▶ **PROBLEM**
Copy out every line of the data where the word "color" is found.
[[ RECORD SET, beginning ]]
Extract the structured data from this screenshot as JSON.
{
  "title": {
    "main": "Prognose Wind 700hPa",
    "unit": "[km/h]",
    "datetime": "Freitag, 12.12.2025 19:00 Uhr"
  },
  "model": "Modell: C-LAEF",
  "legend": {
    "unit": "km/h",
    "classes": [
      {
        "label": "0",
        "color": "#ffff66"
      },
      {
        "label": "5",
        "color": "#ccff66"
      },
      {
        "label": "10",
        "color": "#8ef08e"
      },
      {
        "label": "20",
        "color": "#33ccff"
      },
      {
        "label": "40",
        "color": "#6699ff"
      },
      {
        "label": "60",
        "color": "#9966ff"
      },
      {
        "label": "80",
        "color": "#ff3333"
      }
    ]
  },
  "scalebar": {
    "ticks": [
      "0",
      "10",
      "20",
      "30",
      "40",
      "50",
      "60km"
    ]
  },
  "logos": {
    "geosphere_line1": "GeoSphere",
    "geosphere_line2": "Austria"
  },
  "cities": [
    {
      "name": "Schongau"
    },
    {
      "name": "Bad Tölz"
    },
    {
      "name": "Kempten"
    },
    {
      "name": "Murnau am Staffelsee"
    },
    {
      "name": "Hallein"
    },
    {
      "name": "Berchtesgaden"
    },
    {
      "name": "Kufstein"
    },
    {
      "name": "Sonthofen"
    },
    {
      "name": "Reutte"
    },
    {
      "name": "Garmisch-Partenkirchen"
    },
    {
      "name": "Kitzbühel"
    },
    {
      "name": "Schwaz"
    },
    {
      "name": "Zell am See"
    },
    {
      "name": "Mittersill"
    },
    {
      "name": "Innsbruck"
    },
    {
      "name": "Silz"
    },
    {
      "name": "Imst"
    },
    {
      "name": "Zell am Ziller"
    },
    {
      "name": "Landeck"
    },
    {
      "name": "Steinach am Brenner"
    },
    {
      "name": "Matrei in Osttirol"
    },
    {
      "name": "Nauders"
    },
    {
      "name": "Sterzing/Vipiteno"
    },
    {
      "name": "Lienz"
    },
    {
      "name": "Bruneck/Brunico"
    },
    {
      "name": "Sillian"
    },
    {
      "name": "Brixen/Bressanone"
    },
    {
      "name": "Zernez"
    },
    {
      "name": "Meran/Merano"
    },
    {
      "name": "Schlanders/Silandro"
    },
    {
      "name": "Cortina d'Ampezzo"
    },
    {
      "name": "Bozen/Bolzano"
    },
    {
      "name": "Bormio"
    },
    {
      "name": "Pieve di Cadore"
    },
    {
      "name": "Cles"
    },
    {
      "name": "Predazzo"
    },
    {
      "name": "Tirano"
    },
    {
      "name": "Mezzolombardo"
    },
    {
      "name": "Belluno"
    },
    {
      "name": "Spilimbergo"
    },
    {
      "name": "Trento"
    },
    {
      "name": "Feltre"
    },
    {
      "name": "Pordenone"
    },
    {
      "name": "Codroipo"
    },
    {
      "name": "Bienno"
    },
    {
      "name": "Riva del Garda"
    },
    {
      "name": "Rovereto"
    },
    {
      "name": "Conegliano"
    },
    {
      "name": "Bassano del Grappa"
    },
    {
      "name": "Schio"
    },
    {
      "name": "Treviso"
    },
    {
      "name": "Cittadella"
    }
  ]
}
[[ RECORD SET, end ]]
▶ **EXERCISE SOLUTION**
        "color": "#ffff66"
        "color": "#ccff66"
        "color": "#8ef08e"
        "color": "#33ccff"
        "color": "#6699ff"
        "color": "#9966ff"
        "color": "#ff3333"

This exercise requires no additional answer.